---- Data
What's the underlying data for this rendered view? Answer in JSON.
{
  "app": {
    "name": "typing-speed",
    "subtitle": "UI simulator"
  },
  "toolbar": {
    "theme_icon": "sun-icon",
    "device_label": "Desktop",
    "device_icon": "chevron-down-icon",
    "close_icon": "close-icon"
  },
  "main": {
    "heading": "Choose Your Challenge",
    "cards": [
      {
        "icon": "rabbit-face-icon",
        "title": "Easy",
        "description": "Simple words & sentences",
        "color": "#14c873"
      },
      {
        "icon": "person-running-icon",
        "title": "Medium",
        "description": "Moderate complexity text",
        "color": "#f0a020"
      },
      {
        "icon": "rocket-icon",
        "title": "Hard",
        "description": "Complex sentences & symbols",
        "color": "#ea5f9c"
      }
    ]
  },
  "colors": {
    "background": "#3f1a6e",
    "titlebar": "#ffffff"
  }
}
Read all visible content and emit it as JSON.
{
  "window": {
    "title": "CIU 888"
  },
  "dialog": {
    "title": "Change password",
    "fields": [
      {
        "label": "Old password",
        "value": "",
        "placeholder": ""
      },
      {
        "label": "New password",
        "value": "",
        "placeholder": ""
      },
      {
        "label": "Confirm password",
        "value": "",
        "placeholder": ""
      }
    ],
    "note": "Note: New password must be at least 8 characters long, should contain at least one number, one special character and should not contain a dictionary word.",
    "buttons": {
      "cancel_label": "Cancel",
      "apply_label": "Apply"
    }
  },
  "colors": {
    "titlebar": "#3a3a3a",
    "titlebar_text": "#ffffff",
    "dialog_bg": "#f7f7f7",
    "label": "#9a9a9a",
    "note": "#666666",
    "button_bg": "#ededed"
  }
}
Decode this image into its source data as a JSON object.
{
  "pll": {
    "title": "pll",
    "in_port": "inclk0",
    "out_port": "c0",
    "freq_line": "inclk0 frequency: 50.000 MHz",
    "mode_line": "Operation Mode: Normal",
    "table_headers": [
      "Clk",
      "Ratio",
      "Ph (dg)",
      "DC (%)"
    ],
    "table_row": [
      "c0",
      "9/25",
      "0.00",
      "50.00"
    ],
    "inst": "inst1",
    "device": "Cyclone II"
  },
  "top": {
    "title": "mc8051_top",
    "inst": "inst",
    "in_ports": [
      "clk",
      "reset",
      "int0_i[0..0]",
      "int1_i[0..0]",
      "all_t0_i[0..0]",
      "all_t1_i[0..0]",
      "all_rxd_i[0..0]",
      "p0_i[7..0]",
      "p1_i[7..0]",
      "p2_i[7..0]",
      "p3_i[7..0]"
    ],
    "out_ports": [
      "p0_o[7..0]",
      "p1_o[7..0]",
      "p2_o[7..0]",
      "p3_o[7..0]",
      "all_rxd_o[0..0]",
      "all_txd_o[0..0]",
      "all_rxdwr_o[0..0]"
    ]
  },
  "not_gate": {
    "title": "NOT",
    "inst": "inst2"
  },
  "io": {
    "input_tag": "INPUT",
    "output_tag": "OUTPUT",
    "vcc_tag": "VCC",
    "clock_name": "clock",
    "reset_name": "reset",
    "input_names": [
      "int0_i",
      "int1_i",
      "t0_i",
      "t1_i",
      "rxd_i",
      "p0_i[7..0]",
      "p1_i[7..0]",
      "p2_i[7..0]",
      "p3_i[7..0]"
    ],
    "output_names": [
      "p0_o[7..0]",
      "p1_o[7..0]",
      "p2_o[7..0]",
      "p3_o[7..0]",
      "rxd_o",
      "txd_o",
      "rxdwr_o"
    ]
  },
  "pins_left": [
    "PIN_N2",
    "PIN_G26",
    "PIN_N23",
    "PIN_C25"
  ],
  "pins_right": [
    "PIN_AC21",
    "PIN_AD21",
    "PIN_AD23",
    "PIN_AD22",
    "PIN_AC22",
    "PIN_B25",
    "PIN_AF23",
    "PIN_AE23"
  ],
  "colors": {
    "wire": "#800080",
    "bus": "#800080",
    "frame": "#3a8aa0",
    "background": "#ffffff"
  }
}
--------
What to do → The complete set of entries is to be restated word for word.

Answer below →
What's the underlying data for this rendered view? Answer in JSON.
{
  "app": {
    "name": "typing-speed",
    "subtitle": "UI simulator"
  },
  "toolbar": {
    "theme_icon": "sun-icon",
    "device_label": "Desktop",
    "device_icon": "chevron-down-icon",
    "close_icon": "close-icon"
  },
  "main": {
    "heading": "Choose Your Challenge",
    "cards": [
      {
        "icon": "rabbit-face-icon",
        "title": "Easy",
        "description": "Simple words & sentences",
        "color": "#14c873"
      },
      {
        "icon": "person-running-icon",
        "title": "Medium",
        "description": "Moderate complexity text",
        "color": "#f0a020"
      },
      {
        "icon": "rocket-icon",
        "title": "Hard",
        "description": "Complex sentences & symbols",
        "color": "#ea5f9c"
      }
    ]
  },
  "colors": {
    "background": "#3f1a6e",
    "titlebar": "#ffffff"
  }
}
Read all visible content and emit it as JSON.
{
  "window": {
    "title": "CIU 888"
  },
  "dialog": {
    "title": "Change password",
    "fields": [
      {
        "label": "Old password",
        "value": "",
        "placeholder": ""
      },
      {
        "label": "New password",
        "value": "",
        "placeholder": ""
      },
      {
        "label": "Confirm password",
        "value": "",
        "placeholder": ""
      }
    ],
    "note": "Note: New password must be at least 8 characters long, should contain at least one number, one special character and should not contain a dictionary word.",
    "buttons": {
      "cancel_label": "Cancel",
      "apply_label": "Apply"
    }
  },
  "colors": {
    "titlebar": "#3a3a3a",
    "titlebar_text": "#ffffff",
    "dialog_bg": "#f7f7f7",
    "label": "#9a9a9a",
    "note": "#666666",
    "button_bg": "#ededed"
  }
}
Decode this image into its source data as a JSON object.
{
  "pll": {
    "title": "pll",
    "in_port": "inclk0",
    "out_port": "c0",
    "freq_line": "inclk0 frequency: 50.000 MHz",
    "mode_line": "Operation Mode: Normal",
    "table_headers": [
      "Clk",
      "Ratio",
      "Ph (dg)",
      "DC (%)"
    ],
    "table_row": [
      "c0",
      "9/25",
      "0.00",
      "50.00"
    ],
    "inst": "inst1",
    "device": "Cyclone II"
  },
  "top": {
    "title": "mc8051_top",
    "inst": "inst",
    "in_ports": [
      "clk",
      "reset",
      "int0_i[0..0]",
      "int1_i[0..0]",
      "all_t0_i[0..0]",
      "all_t1_i[0..0]",
      "all_rxd_i[0..0]",
      "p0_i[7..0]",
      "p1_i[7..0]",
      "p2_i[7..0]",
      "p3_i[7..0]"
    ],
    "out_ports": [
      "p0_o[7..0]",
      "p1_o[7..0]",
      "p2_o[7..0]",
      "p3_o[7..0]",
      "all_rxd_o[0..0]",
      "all_txd_o[0..0]",
      "all_rxdwr_o[0..0]"
    ]
  },
  "not_gate": {
    "title": "NOT",
    "inst": "inst2"
  },
  "io": {
    "input_tag": "INPUT",
    "output_tag": "OUTPUT",
    "vcc_tag": "VCC",
    "clock_name": "clock",
    "reset_name": "reset",
    "input_names": [
      "int0_i",
      "int1_i",
      "t0_i",
      "t1_i",
      "rxd_i",
      "p0_i[7..0]",
      "p1_i[7..0]",
      "p2_i[7..0]",
      "p3_i[7..0]"
    ],
    "output_names": [
      "p0_o[7..0]",
      "p1_o[7..0]",
      "p2_o[7..0]",
      "p3_o[7..0]",
      "rxd_o",
      "txd_o",
      "rxdwr_o"
    ]
  },
  "pins_left": [
    "PIN_N2",
    "PIN_G26",
    "PIN_N23",
    "PIN_C25"
  ],
  "pins_right": [
    "PIN_AC21",
    "PIN_AD21",
    "PIN_AD23",
    "PIN_AD22",
    "PIN_AC22",
    "PIN_B25",
    "PIN_AF23",
    "PIN_AE23"
  ],
  "colors": {
    "wire": "#800080",
    "bus": "#800080",
    "frame": "#3a8aa0",
    "background": "#ffffff"
  }
}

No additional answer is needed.